I have a feeling that, much as “Consumer Driven Health Care” was the buzzword (or is that buzzwords?) of the first half of this decade, “transparency” may turn out to be the buzzword of the latter half.
Briefly, “transparency” (in the context of health care) means that true costs and service satisfaction levels are disclosed before treatment is delievered. In other words, a patient is not only entitled to know how much a given procedure will cost (or at least his share of that total), he is also entitled to know how well the service provider has previously performed.
Unfortunately, such information has been difficult – if not impossible – to obtain. We’ve explored the first tentative steps toward this transparency; now a new study suggests that "quality evaluators can get reasonably reliable physician quality data from a collection of 45 completed patient satisfaction survey questionnaires and very reliable quality data from a collection of about 300 patient questionnaires." Dana Gelb Safran, who conducted the study, is a researcher affiliated with Tufts-New England Medical Center in Boston.

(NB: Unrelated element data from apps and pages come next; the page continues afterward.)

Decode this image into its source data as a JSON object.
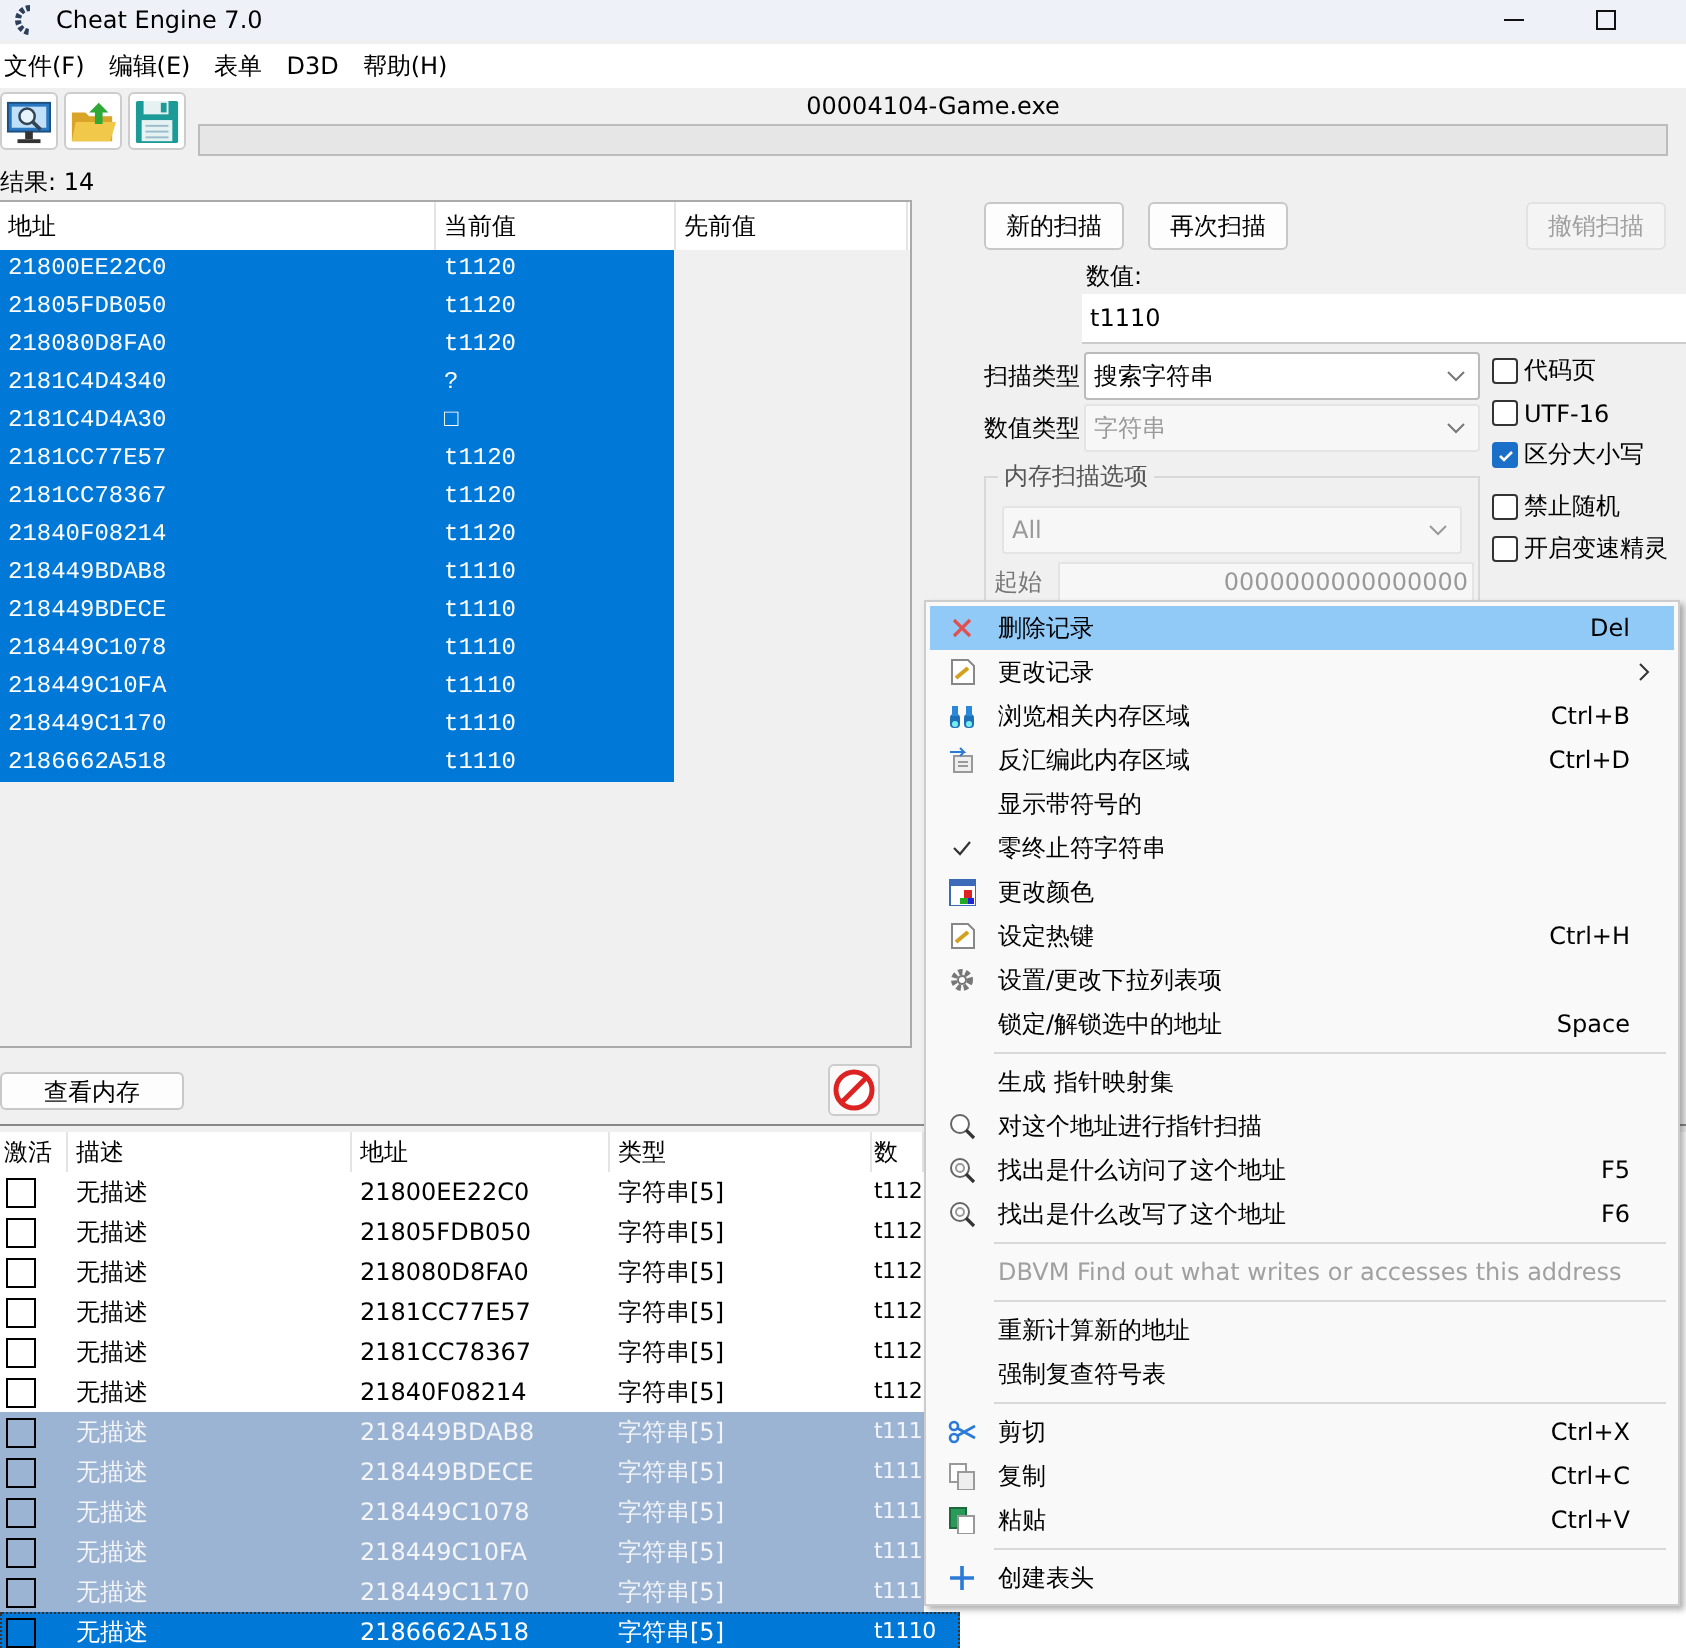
{
  "window": {
    "title": "Cheat Engine 7.0"
  },
  "menu_bar": [
    "文件(F)",
    "编辑(E)",
    "表单",
    "D3D",
    "帮助(H)"
  ],
  "process": {
    "name": "00004104-Game.exe",
    "level": 0
  },
  "results_label": "结果: 14",
  "scan_results": {
    "columns": [
      "地址",
      "当前值",
      "先前值"
    ],
    "rows": [
      {
        "address": "21800EE22C0",
        "current": "t1120",
        "selected": true
      },
      {
        "address": "21805FDB050",
        "current": "t1120",
        "selected": true
      },
      {
        "address": "218080D8FA0",
        "current": "t1120",
        "selected": true
      },
      {
        "address": "2181C4D4340",
        "current": "?",
        "selected": true
      },
      {
        "address": "2181C4D4A30",
        "current": "□",
        "selected": true
      },
      {
        "address": "2181CC77E57",
        "current": "t1120",
        "selected": true
      },
      {
        "address": "2181CC78367",
        "current": "t1120",
        "selected": true
      },
      {
        "address": "21840F08214",
        "current": "t1120",
        "selected": true
      },
      {
        "address": "218449BDAB8",
        "current": "t1110",
        "selected": true
      },
      {
        "address": "218449BDECE",
        "current": "t1110",
        "selected": true
      },
      {
        "address": "218449C1078",
        "current": "t1110",
        "selected": true
      },
      {
        "address": "218449C10FA",
        "current": "t1110",
        "selected": true
      },
      {
        "address": "218449C1170",
        "current": "t1110",
        "selected": true
      },
      {
        "address": "2186662A518",
        "current": "t1110",
        "selected": true
      }
    ]
  },
  "scan_buttons": [
    {
      "label": "新的扫描",
      "disabled": false
    },
    {
      "label": "再次扫描",
      "disabled": false
    },
    {
      "label": "撤销扫描",
      "disabled": true
    }
  ],
  "value": {
    "label": "数值:",
    "value": "t1110"
  },
  "scan_type": {
    "label": "扫描类型",
    "value": "搜索字符串",
    "disabled": false
  },
  "value_type": {
    "label": "数值类型",
    "value": "字符串",
    "disabled": true
  },
  "options": [
    {
      "label": "代码页",
      "checked": false
    },
    {
      "label": "UTF-16",
      "checked": false
    },
    {
      "label": "区分大小写",
      "checked": true
    },
    {
      "label": "禁止随机",
      "checked": false
    },
    {
      "label": "开启变速精灵",
      "checked": false
    }
  ],
  "memory_options": {
    "title": "内存扫描选项",
    "region": "All",
    "start_label": "起始",
    "start": "0000000000000000"
  },
  "view_memory_button": "查看内存",
  "address_list": {
    "columns": [
      "激活",
      "描述",
      "地址",
      "类型",
      "数"
    ],
    "rows": [
      {
        "active": false,
        "description": "无描述",
        "address": "21800EE22C0",
        "type": "字符串[5]",
        "value": "t112",
        "selected": false,
        "focused": false
      },
      {
        "active": false,
        "description": "无描述",
        "address": "21805FDB050",
        "type": "字符串[5]",
        "value": "t112",
        "selected": false,
        "focused": false
      },
      {
        "active": false,
        "description": "无描述",
        "address": "218080D8FA0",
        "type": "字符串[5]",
        "value": "t112",
        "selected": false,
        "focused": false
      },
      {
        "active": false,
        "description": "无描述",
        "address": "2181CC77E57",
        "type": "字符串[5]",
        "value": "t112",
        "selected": false,
        "focused": false
      },
      {
        "active": false,
        "description": "无描述",
        "address": "2181CC78367",
        "type": "字符串[5]",
        "value": "t112",
        "selected": false,
        "focused": false
      },
      {
        "active": false,
        "description": "无描述",
        "address": "21840F08214",
        "type": "字符串[5]",
        "value": "t112",
        "selected": false,
        "focused": false
      },
      {
        "active": false,
        "description": "无描述",
        "address": "218449BDAB8",
        "type": "字符串[5]",
        "value": "t111",
        "selected": true,
        "focused": false
      },
      {
        "active": false,
        "description": "无描述",
        "address": "218449BDECE",
        "type": "字符串[5]",
        "value": "t111",
        "selected": true,
        "focused": false
      },
      {
        "active": false,
        "description": "无描述",
        "address": "218449C1078",
        "type": "字符串[5]",
        "value": "t111",
        "selected": true,
        "focused": false
      },
      {
        "active": false,
        "description": "无描述",
        "address": "218449C10FA",
        "type": "字符串[5]",
        "value": "t111",
        "selected": true,
        "focused": false
      },
      {
        "active": false,
        "description": "无描述",
        "address": "218449C1170",
        "type": "字符串[5]",
        "value": "t111",
        "selected": true,
        "focused": false
      },
      {
        "active": false,
        "description": "无描述",
        "address": "2186662A518",
        "type": "字符串[5]",
        "value": "t1110",
        "selected": true,
        "focused": true
      }
    ]
  },
  "context_menu": [
    {
      "kind": "item",
      "label": "删除记录",
      "shortcut": "Del",
      "selected": true
    },
    {
      "kind": "item",
      "label": "更改记录",
      "submenu": true,
      "selected": false
    },
    {
      "kind": "item",
      "label": "浏览相关内存区域",
      "shortcut": "Ctrl+B",
      "selected": false
    },
    {
      "kind": "item",
      "label": "反汇编此内存区域",
      "shortcut": "Ctrl+D",
      "selected": false
    },
    {
      "kind": "item",
      "label": "显示带符号的",
      "selected": false
    },
    {
      "kind": "item",
      "label": "零终止符字符串",
      "checked": true,
      "selected": false
    },
    {
      "kind": "item",
      "label": "更改颜色",
      "selected": false
    },
    {
      "kind": "item",
      "label": "设定热键",
      "shortcut": "Ctrl+H",
      "selected": false
    },
    {
      "kind": "item",
      "label": "设置/更改下拉列表项",
      "selected": false
    },
    {
      "kind": "item",
      "label": "锁定/解锁选中的地址",
      "shortcut": "Space",
      "selected": false
    },
    {
      "kind": "separator"
    },
    {
      "kind": "item",
      "label": "生成 指针映射集",
      "selected": false
    },
    {
      "kind": "item",
      "label": "对这个地址进行指针扫描",
      "selected": false
    },
    {
      "kind": "item",
      "label": "找出是什么访问了这个地址",
      "shortcut": "F5",
      "selected": false
    },
    {
      "kind": "item",
      "label": "找出是什么改写了这个地址",
      "shortcut": "F6",
      "selected": false
    },
    {
      "kind": "separator"
    },
    {
      "kind": "item",
      "label": "DBVM Find out what writes or accesses this address",
      "disabled": true,
      "selected": false
    },
    {
      "kind": "separator"
    },
    {
      "kind": "item",
      "label": "重新计算新的地址",
      "selected": false
    },
    {
      "kind": "item",
      "label": "强制复查符号表",
      "selected": false
    },
    {
      "kind": "separator"
    },
    {
      "kind": "item",
      "label": "剪切",
      "shortcut": "Ctrl+X",
      "selected": false
    },
    {
      "kind": "item",
      "label": "复制",
      "shortcut": "Ctrl+C",
      "selected": false
    },
    {
      "kind": "item",
      "label": "粘贴",
      "shortcut": "Ctrl+V",
      "selected": false
    },
    {
      "kind": "separator"
    },
    {
      "kind": "item",
      "label": "创建表头",
      "selected": false
    }
  ]
}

The study deals only with patient satisfaction, so it’s still not the Holy Grail; but researchers did find “highly reliable and stable information about both the quality of doctor-patient interactions and about the functioning of the doctor's office.”
The point is that, with a few simple tools such as this, the face of the health care delivery system is beginning to change. What’s most intriguing to me is that the speed of change is beginning to pick up. Some carriers have begun putting medical research tools on their websites in order to encourage their insureds to take a more proactive role. What’s missing, I think, is a more forceful message from the health care industry encouraging its customers (i.e. patients) to use these tools.